These are fearful times for the music industry. As record companies train their considerable legal might on a Minnesota mother accused of illegal downloading, their talent is walking out the back door.
No sooner had Nine Inch Nails announced on Monday that it no longer was under contract to a record label, when word came that Oasis and Jamiroquai are considering whether to release songs online for free, according to British publication, The Telegraph.
Should they decide to go the free route, Oasis and Jamiroquai--two unsigned but very popular bands--would follow Radiohead, the British group that last week announced it would issue a digital version of its next album, In Rainbows, for whatever price individual customers are inclined to pay.
In addition, Radiohead, one of the world's most popular bands, said it would no longer be represented by a music label.
Even the hardiest music executive is going to struggle to spin this news. There's no hiding what's occurring here. The music industry is on the threshold of disintermediation, a fancy word that means the Internet is threatening to blast a thick layer of the sector's infrastructure into blue oblivion--just like it has with travel agents, stockbrokers and newspapers.
Bands don't need huge music conglomerates to give away songs. Legions of A&R teams are no longer needed to ferret out talent. Music fans can go online and decide for themselves what gets heard.

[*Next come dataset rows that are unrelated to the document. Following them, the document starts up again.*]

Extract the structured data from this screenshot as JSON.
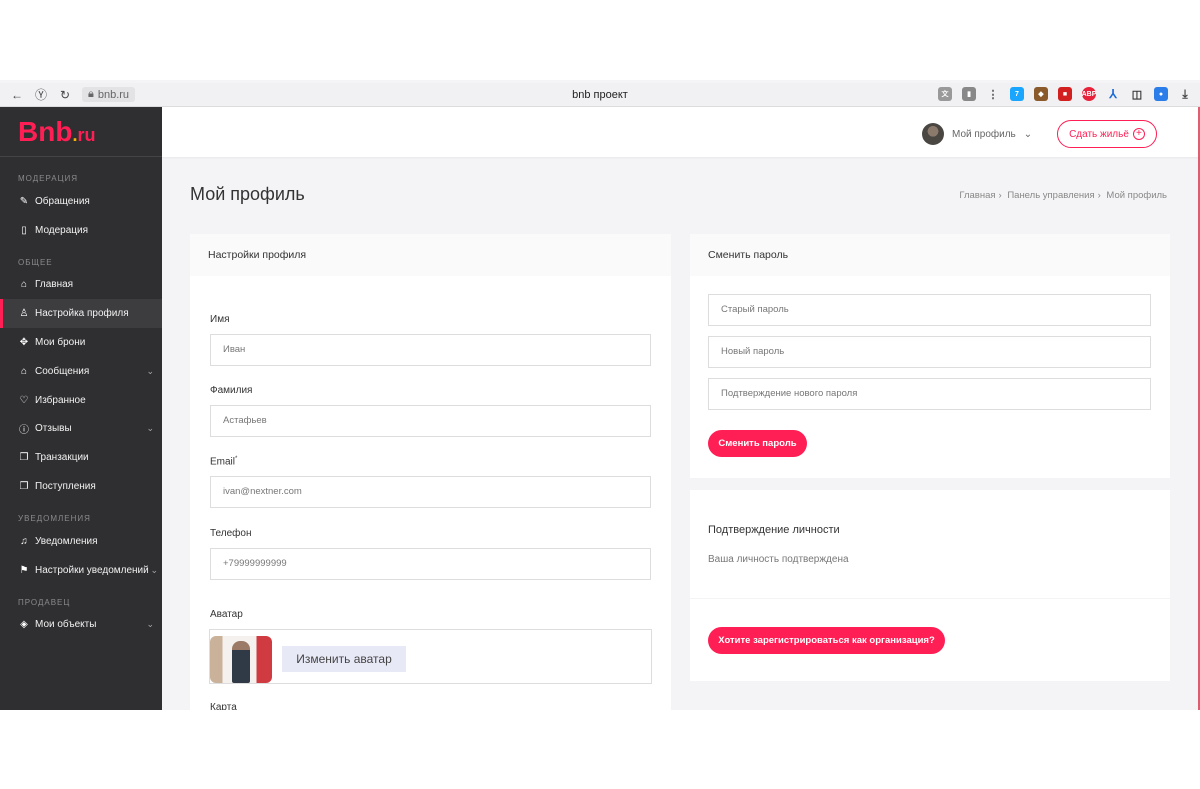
{
  "browser": {
    "url": "bnb.ru",
    "title": "bnb проект"
  },
  "logo": {
    "b": "B",
    "nb": "nb",
    "dot": ".",
    "ru": "ru"
  },
  "sidebar": {
    "sections": [
      {
        "title": "МОДЕРАЦИЯ"
      },
      {
        "title": "ОБЩЕЕ"
      },
      {
        "title": "УВЕДОМЛЕНИЯ"
      },
      {
        "title": "ПРОДАВЕЦ"
      }
    ],
    "items": [
      {
        "label": "Обращения",
        "icon": "edit-icon"
      },
      {
        "label": "Модерация",
        "icon": "book-icon"
      },
      {
        "label": "Главная",
        "icon": "home-icon"
      },
      {
        "label": "Настройка профиля",
        "icon": "user-icon"
      },
      {
        "label": "Мои брони",
        "icon": "target-icon"
      },
      {
        "label": "Сообщения",
        "icon": "home-icon"
      },
      {
        "label": "Избранное",
        "icon": "heart-icon"
      },
      {
        "label": "Отзывы",
        "icon": "info-icon"
      },
      {
        "label": "Транзакции",
        "icon": "copy-icon"
      },
      {
        "label": "Поступления",
        "icon": "copy-icon"
      },
      {
        "label": "Уведомления",
        "icon": "bell-icon"
      },
      {
        "label": "Настройки уведомлений",
        "icon": "signpost-icon"
      },
      {
        "label": "Мои объекты",
        "icon": "layers-icon"
      }
    ]
  },
  "header": {
    "profile_label": "Мой профиль",
    "add_button": "Сдать жильё"
  },
  "page": {
    "title": "Мой профиль",
    "breadcrumbs": [
      "Главная",
      "Панель управления",
      "Мой профиль"
    ]
  },
  "profile_card": {
    "title": "Настройки профиля",
    "fields": [
      {
        "label": "Имя",
        "value": "Иван"
      },
      {
        "label": "Фамилия",
        "value": "Астафьев"
      },
      {
        "label": "Email",
        "value": "ivan@nextner.com"
      },
      {
        "label": "Телефон",
        "value": "+79999999999"
      }
    ],
    "required_mark": "*",
    "avatar_label": "Аватар",
    "avatar_button": "Изменить аватар",
    "map_label": "Карта"
  },
  "password_card": {
    "title": "Сменить пароль",
    "old_placeholder": "Старый пароль",
    "new_placeholder": "Новый пароль",
    "confirm_placeholder": "Подтверждение нового пароля",
    "button": "Сменить пароль"
  },
  "identity_card": {
    "title": "Подтверждение личности",
    "status": "Ваша личность подтверждена"
  },
  "org_card": {
    "button": "Хотите зарегистрироваться как организация?"
  },
  "colors": {
    "accent": "#ff1f55",
    "sidebar_bg": "#2f2f31",
    "page_bg": "#f4f4f6"
  }
}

Should it occur, the extinction of music-industry suits will only be celebrated by the file-sharing crowd. To them, the businessmen who run the record labels stand at odds with art and music. The reputation of the Recording Industry Association of America (RIAA) was cemented in the minds of many last week when it won a $220,000 judgment against Jammie Thomas, a Minnesota woman accused of illegal file sharing. Thomas steadfastly claims she is innocent.
But artists should understand the direction they're headed. Album giveaways are the latest sign that music sales will soon no longer fuel the record industry's economic engine.
In Radiohead's case, the thinking is that even if only few people fork over money for In Rainbows, the group can make up some of the revenue with the sale of concert tickets and merchandise. And the bands could save big by not having to cut the label in.
If the system works this way, great. But for the performer this means we're heading back to the days of wandering troubadours and minstrels singing for their supper. Not really, but it does mean long days and nights on the road, for sure.
Will the artists be satisfied with that? Will they have a choice? Will they take to being merchants as well as musicians?
So far things look promising. Radiohead's promotion has attracted enormous attention, according to the story in The Telegraph. The paper reported that although the band declines to say how many fans have pre-ordered albums, the group's Web site has soared from the 43rd most visited music site in the U.K. to No.1.
Google reported that searches for Radiohead are 10-times higher this week, according to the paper.